Due to the extreme physical and emotional nature of the therapy, people with certain preconditions should not take ibogaine.
Do not use ibogaine if you have:
- Cancer, epilepsy or have seizures.
- Cerebral palsy, MS, migraines, dementia requiring treatment or other cerebral dysfunction.
- Any type of cardiac condition.
- Untreated high blood pressure.
- IBS or Crohn’s.
- Kidney stones or kidney disease.
- Serious liver disease (enzyme at more than 400% above normal).
- Lung diseases, such as bronchitis, asthma or emphysema.
- Unmanaged diabetes.
- A history of stroke.
- Any type of vascular disease.
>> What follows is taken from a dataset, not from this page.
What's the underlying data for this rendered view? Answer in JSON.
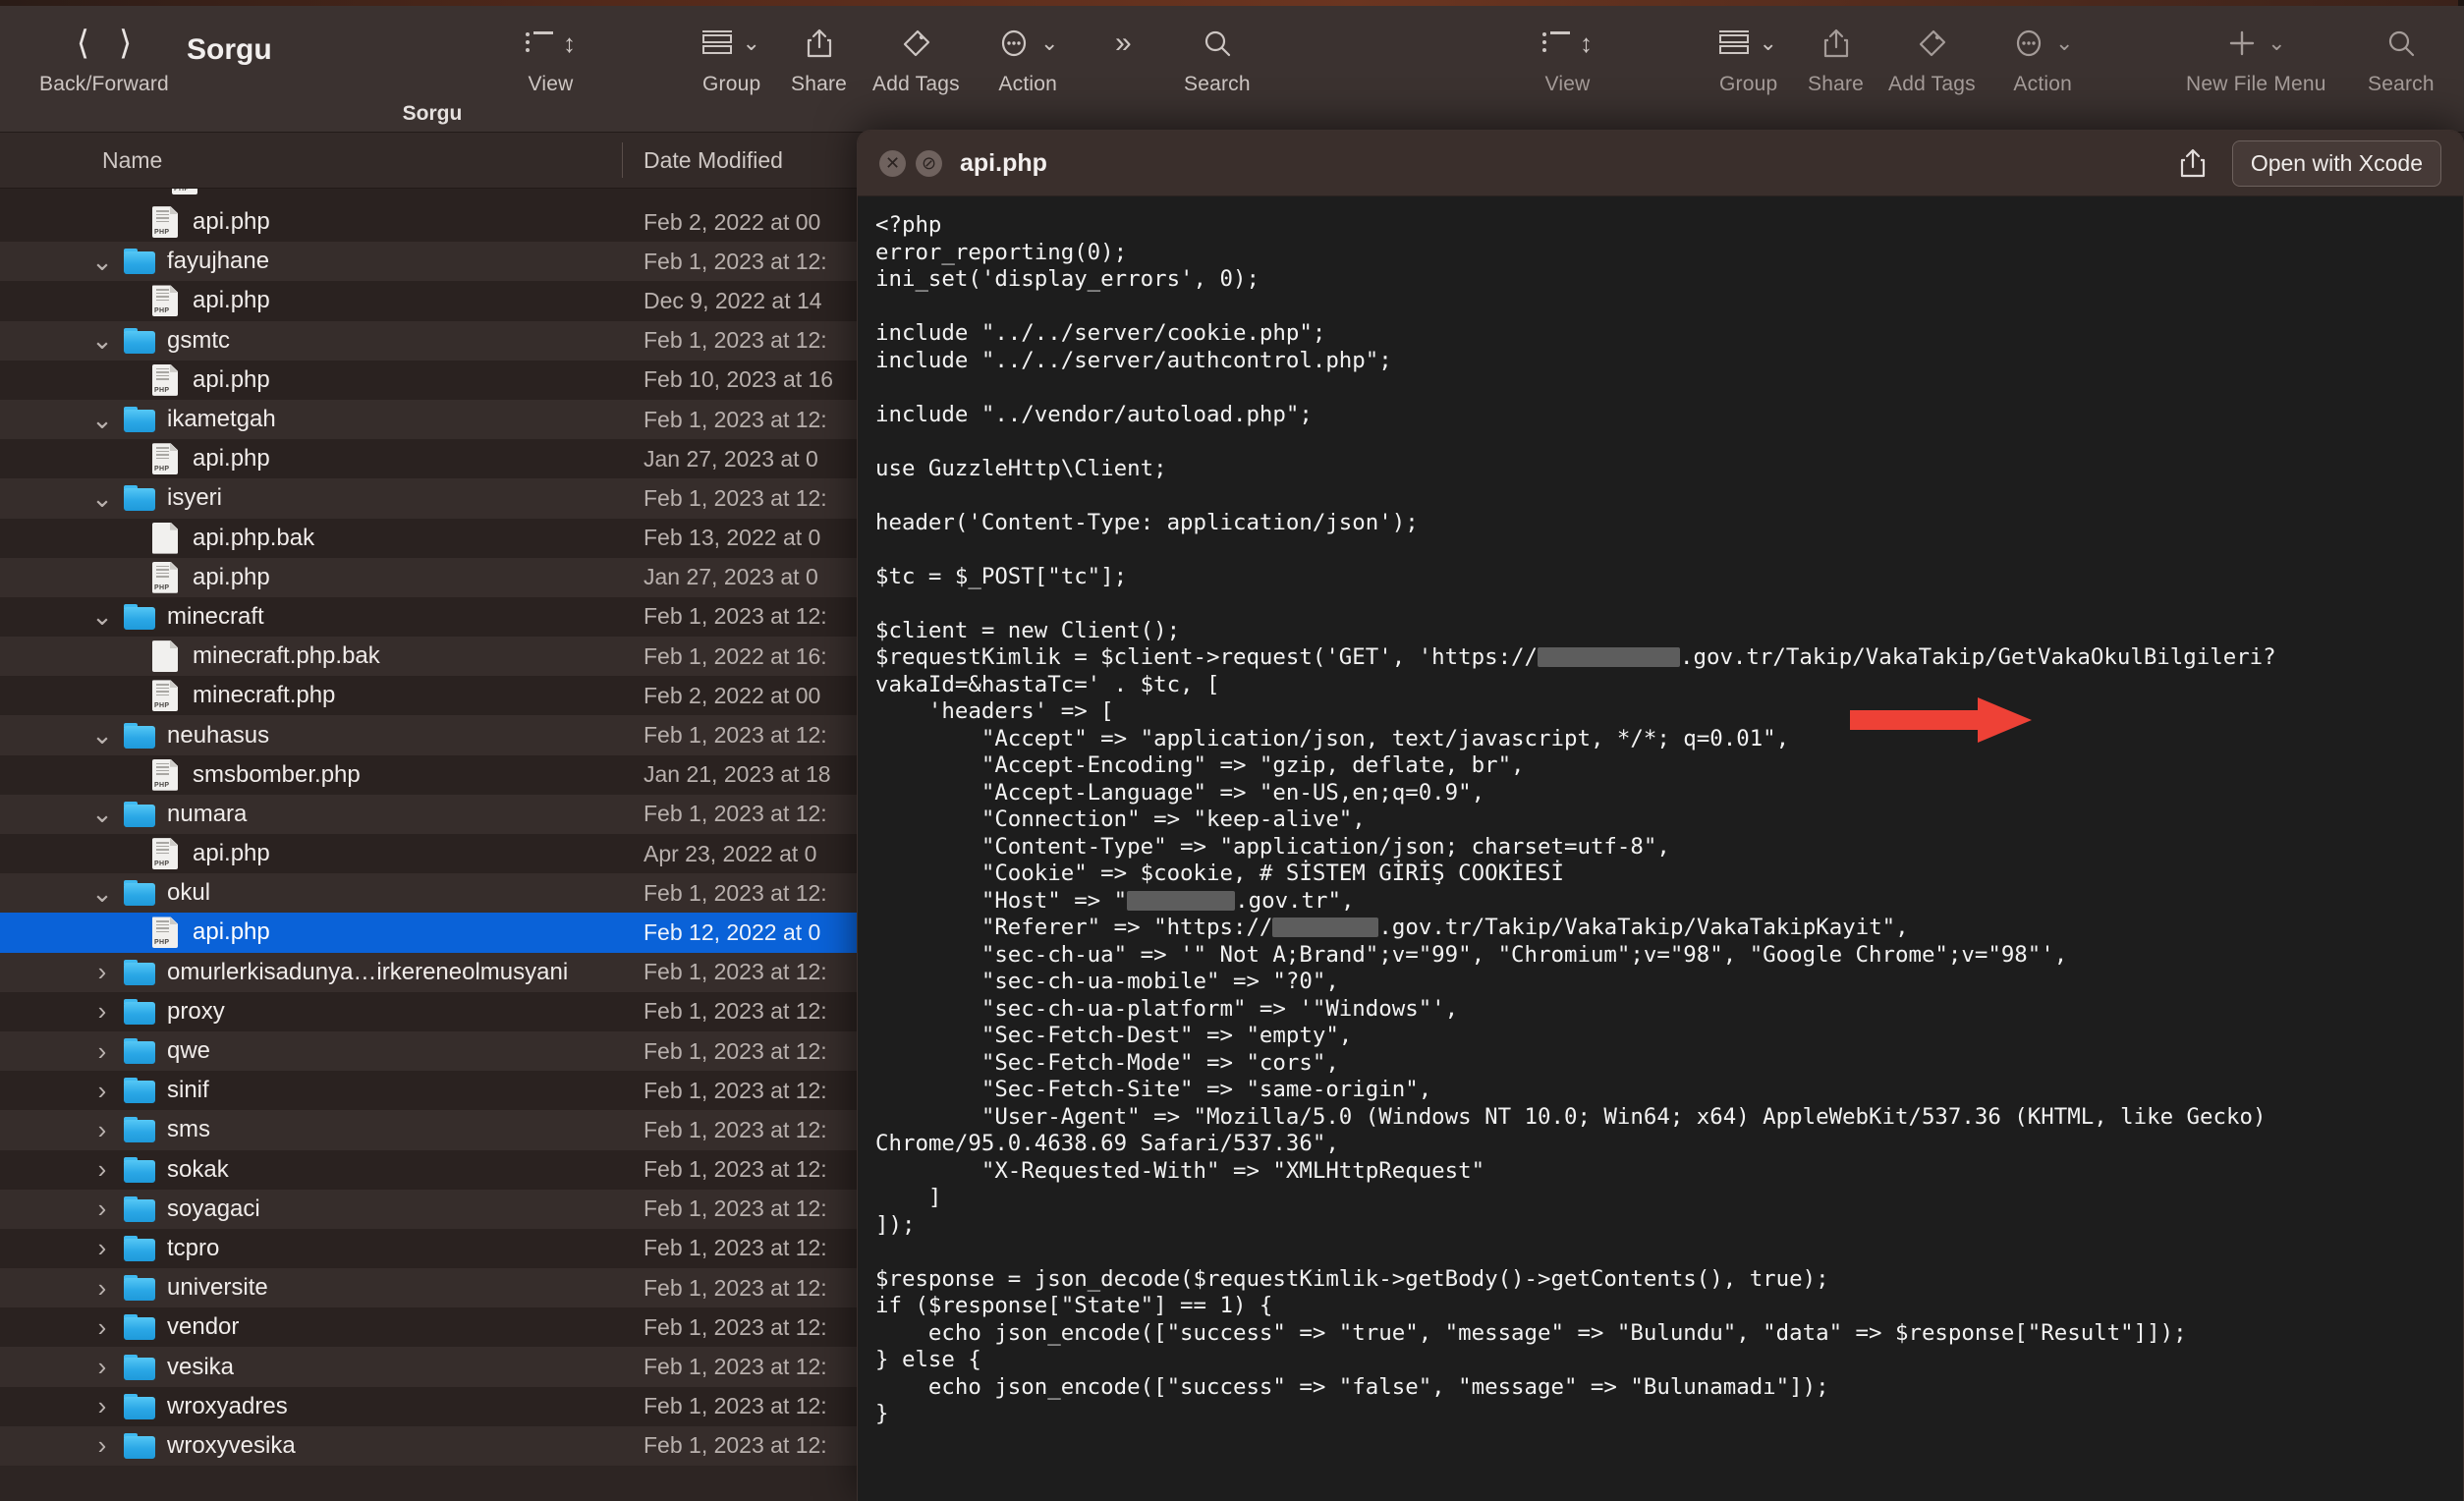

- Active and serious emotional or psychiatric disorders that require treatment.
- Any condition that requires ongoing medication which might interfere with the effectiveness or safety of ibogaine (such as antidepressant therapy, for example).
- Any condition that could influence the absorption, metabolism or excretion of ibogaine (A variety of kidney, liver or gastro-intestinal disorders).7
(Not a complete list of preconditions)
The Legality of Ibogaine Treatment
The possession and sale of ibogaine is illegal in the US, as well as in Belgium, Switzerland, Denmark and Sweden. In other countries, the possession of ibogaine is either legal or non-regulated.
Many citizens of the US and other countries which ban the possession of the medication travel to international clinics to receive ibogaine therapy. Ibogaine therapy clinics operate legally in Canada, the Caribbean, Mexico, across Central and South America and in many countries in Europe. Many American providers will offer ibogaine therapy in underground clinics within the US, but this an illegal and unregulated activity.
- Maps, volume xiii number 2, winter 2003: Ibogaine: Treatment Outcomes and Observations
- Ibogaine in the Treatment of Chemical Dependence Disorders: Clinical Perspectives H.S. Lotsof
- A Review of Ibogaine
- Ibogaine.co.uk Important information for those thinking of taking ibogaine
- Global Alliance of Ibogaine Therapy Providers: Minimum Standards of Care in Ibogaine
- Therapy Global Alliance of Ibogaine Therapy Providers: Slide 15, Contraindicated Conditions for Ibogaine Therapy
- Manual for Ibogaine Therapy Screening, Safety, Monitoring & Aftercare Second Revision by Howard S. Lotsof & Boaz Wachtel
Post a comment 0
We welcome republishing of our content on condition that you credit Choose Help and the respective authors. This article is licensed under a Creative Commons License.
Four pieces of advice on how long you’ll need to use Suboxone from one of America’s leading experts on the use of the drug.Read the complete article
Those creepy-crawly-jumpy legs that make sleep impossible – there are few things worse than the restless legs of opiate withdrawal. Only time will solve the problem, but there are medications and home-remedy treatments that can minimize their severity. Read on to get the tips you need to get to sleep.Read the complete article
Withdrawal symptoms don't tell the whole story. Learn why persistent cravings make heroin so tough to quit.Read the complete article